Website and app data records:

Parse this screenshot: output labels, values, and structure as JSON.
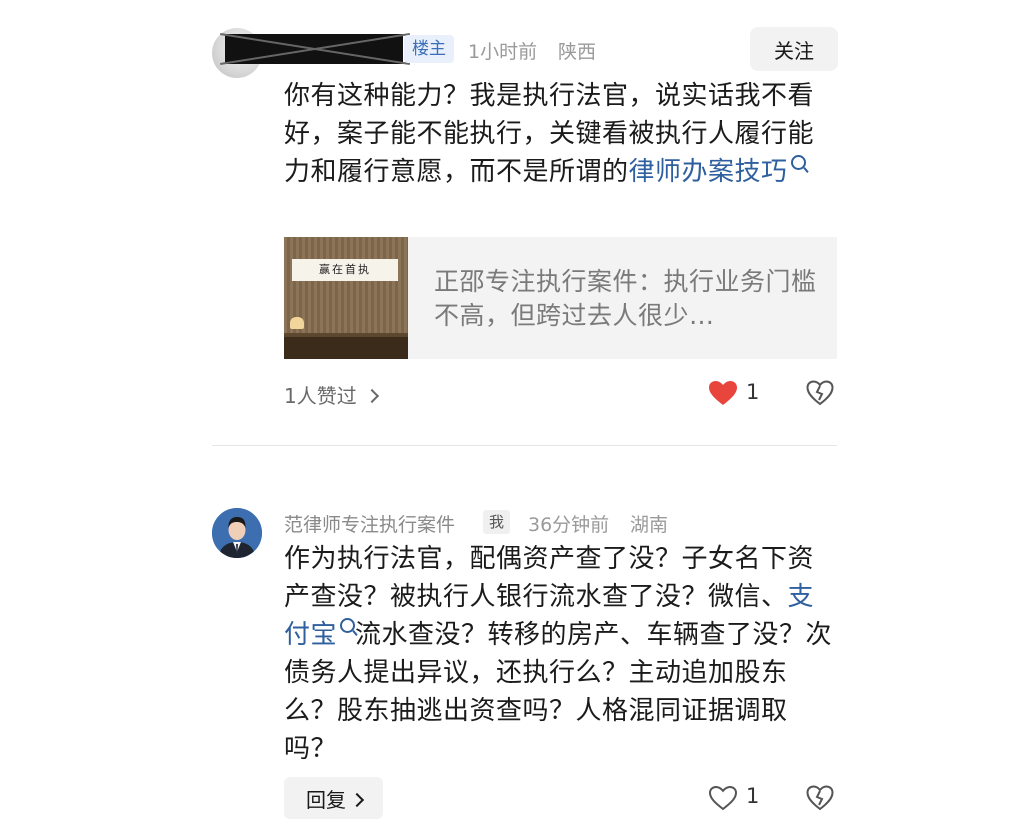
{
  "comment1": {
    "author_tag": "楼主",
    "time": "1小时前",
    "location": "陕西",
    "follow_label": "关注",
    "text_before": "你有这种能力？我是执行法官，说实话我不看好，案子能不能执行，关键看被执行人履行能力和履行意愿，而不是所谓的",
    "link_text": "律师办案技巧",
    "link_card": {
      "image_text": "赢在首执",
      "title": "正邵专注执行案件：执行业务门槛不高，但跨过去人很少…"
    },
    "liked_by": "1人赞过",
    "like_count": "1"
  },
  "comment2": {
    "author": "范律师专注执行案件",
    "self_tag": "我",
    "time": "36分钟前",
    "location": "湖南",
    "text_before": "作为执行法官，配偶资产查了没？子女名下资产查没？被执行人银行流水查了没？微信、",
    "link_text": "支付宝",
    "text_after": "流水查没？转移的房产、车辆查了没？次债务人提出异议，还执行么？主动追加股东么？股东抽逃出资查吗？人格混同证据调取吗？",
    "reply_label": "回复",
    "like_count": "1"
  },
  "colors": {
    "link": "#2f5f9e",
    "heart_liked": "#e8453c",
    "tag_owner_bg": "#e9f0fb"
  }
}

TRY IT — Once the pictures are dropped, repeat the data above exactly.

RESPONSE BOX —
Parse this screenshot: output labels, values, and structure as JSON.
{
  "comment1": {
    "author_tag": "楼主",
    "time": "1小时前",
    "location": "陕西",
    "follow_label": "关注",
    "text_before": "你有这种能力？我是执行法官，说实话我不看好，案子能不能执行，关键看被执行人履行能力和履行意愿，而不是所谓的",
    "link_text": "律师办案技巧",
    "link_card": {
      "image_text": "赢在首执",
      "title": "正邵专注执行案件：执行业务门槛不高，但跨过去人很少…"
    },
    "liked_by": "1人赞过",
    "like_count": "1"
  },
  "comment2": {
    "author": "范律师专注执行案件",
    "self_tag": "我",
    "time": "36分钟前",
    "location": "湖南",
    "text_before": "作为执行法官，配偶资产查了没？子女名下资产查没？被执行人银行流水查了没？微信、",
    "link_text": "支付宝",
    "text_after": "流水查没？转移的房产、车辆查了没？次债务人提出异议，还执行么？主动追加股东么？股东抽逃出资查吗？人格混同证据调取吗？",
    "reply_label": "回复",
    "like_count": "1"
  },
  "colors": {
    "link": "#2f5f9e",
    "heart_liked": "#e8453c",
    "tag_owner_bg": "#e9f0fb"
  }
}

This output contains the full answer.